Medical ethical dilemmas

Medical ethical dilemmas

This Sunday session at Euroanaesthesia addressed common ethical dilemmas within the clinical work setting. Two expert speakers provided insights into how to perceive the dilemma, how to deal with it and which resolving strategies could be approached.

In the first talk, Dr Hartmut Buerkle, MD Professor in Anesthesiology and Intensive Care Medicine at University Hospital Freiburg, Germany, addressed the often controversial issue of ‘do not resuscitate’ (DNR).

In November 2017 a letter to the editor (NEJM 2017; 377:2192-2193) —with the title “An Unconscious Patient with a DNR Tattoo”, authored by Holt and colleagues —described the very stressful situation of treating an unconscious person, whose presumed code-status preference led him to tattoo “Do Not Resuscitate” on his chest.

While this patient was treated initially with all possible medical care options, his condition still deteriorated. The DNR tattoo on his chest became an issue of greater discussion, which eventually resulted in a DNR advance directive and the patient died.

This case was covered widely by the media worldwide, and also prompted a discussion in national and international academic societies about the will of patients, the legality of tattoos, possible regretted decisions (the patient’s state of mind) at the time a tattoo was inked and, most prominent, about medical ethical issues.

“The foremost questions are within the controversy about formal versus non formal declaration of the individual´s will,” explains Professor Buerkle. “Legal and ethical issues about non-standardised advanced directives from tattoos will become more prominent in our therapeutic scenarios as tattoos become more prevalent in society.”

He added: “Advance directives have been standardised for good reasons, legally and ethically. Non-standardised advance directives are in this regard very problematic. Intuitively the moral weight will mostly favour acute care, since witholding lifesaving therapies may end with non-reversible status or death. Featuring the discussion about the DNR tattoo, one must also discuss the value and the conflicts of medical tattoos overall. Anaesthesiology and critical care medicine often encounter unconscious patients, who may benefit from a broader consent and comprehension about the patient´s tattoo – more than just the picture itself.”

In the second talk, Dr Paul McConnell of the Royal Alexandra Hospital in Paisley, Scotland, addressed an extremely emotive topic: suicide.

“Attempts at suicide can take many forms from overdoses to violent acts. When these patients present to us, we make an assumption; that they have acted without thought or lack the capacity to know what they have done and treat them regardless,” explained Dr McConnell. “The more violent the injuries, the more we are hardwired to attempt to save their lives, no matter the cost. But if we pause and think of what are actually trying to accomplish, we must ask ourselves: am I doing the right thing?”

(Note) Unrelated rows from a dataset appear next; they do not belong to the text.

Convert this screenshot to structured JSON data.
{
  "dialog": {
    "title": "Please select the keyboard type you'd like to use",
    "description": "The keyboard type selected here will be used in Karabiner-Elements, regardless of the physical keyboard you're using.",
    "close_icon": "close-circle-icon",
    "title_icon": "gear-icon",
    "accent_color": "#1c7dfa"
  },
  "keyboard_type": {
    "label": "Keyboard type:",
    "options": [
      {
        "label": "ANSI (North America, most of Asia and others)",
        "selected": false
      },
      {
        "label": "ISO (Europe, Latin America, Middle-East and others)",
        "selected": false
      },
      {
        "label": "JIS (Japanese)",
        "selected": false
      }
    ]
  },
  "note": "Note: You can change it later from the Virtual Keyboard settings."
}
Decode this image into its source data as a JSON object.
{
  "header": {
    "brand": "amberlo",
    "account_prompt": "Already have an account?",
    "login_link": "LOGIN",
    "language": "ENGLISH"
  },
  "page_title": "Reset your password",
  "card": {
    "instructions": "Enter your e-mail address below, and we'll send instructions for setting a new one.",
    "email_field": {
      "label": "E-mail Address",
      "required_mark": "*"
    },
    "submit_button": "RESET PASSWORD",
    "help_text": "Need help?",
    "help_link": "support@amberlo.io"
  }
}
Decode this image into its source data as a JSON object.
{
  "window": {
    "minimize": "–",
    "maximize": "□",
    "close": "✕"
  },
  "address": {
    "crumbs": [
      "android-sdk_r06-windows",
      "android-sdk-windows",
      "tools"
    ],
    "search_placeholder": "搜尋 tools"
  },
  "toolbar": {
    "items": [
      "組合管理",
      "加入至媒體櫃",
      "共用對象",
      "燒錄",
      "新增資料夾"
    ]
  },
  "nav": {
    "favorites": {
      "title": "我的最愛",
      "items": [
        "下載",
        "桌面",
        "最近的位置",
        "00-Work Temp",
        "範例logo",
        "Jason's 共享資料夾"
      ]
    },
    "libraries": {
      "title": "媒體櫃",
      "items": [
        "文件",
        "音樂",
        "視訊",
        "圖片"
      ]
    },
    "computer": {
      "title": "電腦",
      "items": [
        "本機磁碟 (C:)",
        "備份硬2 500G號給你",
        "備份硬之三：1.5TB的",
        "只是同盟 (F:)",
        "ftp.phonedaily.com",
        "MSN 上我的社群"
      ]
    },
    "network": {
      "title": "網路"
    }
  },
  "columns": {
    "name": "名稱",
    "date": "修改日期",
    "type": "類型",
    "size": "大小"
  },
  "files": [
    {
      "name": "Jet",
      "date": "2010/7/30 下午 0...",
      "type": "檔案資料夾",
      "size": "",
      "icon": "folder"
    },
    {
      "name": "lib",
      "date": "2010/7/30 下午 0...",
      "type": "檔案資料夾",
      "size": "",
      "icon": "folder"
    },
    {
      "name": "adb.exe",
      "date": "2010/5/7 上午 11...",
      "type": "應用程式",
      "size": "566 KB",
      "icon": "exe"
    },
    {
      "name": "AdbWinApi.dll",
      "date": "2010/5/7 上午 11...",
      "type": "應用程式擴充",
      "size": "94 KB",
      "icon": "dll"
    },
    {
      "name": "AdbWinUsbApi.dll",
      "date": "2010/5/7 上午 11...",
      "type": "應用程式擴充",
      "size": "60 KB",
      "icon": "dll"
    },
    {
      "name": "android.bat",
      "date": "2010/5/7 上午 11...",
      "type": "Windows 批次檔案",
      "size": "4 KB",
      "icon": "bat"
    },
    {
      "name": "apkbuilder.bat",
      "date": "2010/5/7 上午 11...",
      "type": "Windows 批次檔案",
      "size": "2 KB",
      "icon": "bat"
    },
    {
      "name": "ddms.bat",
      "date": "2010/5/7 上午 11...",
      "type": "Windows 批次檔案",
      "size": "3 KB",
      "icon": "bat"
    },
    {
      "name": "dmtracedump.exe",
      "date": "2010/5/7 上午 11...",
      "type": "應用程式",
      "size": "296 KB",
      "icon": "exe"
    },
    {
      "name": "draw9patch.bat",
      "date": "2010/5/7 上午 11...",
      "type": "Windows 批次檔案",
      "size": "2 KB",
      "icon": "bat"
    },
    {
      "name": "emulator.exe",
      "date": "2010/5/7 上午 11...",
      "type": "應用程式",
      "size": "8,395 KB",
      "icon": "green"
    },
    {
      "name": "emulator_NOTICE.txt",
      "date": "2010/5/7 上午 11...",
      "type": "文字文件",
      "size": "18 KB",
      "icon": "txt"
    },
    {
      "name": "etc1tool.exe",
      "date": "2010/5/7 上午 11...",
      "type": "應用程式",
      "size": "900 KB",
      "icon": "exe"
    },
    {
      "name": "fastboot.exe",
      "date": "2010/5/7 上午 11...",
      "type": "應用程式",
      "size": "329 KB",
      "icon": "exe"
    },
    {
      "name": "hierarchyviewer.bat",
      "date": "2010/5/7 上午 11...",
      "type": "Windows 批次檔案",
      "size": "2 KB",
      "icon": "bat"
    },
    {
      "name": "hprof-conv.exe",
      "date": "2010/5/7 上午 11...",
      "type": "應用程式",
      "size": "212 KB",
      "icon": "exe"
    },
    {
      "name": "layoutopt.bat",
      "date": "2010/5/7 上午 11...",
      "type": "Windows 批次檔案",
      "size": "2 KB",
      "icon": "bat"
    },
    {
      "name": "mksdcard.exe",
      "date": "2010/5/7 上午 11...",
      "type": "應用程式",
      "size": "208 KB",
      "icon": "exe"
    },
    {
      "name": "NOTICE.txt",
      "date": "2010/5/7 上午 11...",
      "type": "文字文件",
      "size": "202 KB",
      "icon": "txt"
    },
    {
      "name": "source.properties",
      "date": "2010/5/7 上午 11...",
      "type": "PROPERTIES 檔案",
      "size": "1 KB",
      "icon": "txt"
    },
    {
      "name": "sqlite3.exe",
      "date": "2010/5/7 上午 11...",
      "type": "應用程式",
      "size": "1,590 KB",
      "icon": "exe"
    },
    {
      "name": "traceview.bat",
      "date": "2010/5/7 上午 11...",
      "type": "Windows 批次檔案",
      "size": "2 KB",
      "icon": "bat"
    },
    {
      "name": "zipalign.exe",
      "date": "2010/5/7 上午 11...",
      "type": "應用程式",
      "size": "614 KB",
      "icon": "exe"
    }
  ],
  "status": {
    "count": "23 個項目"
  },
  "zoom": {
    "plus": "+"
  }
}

His lecture explored many of the challenges that bubble under the surface of these difficult cases. “Can a person of sound mind commit suicide? Can (and should) I treat someone who has done so, if it is against their wishes? If my patient lacks capacity, I must act in their ‘best interests’, but what are those? Is life always the answer and what if that life will now be worse than the one which prompted their suicide attempt?”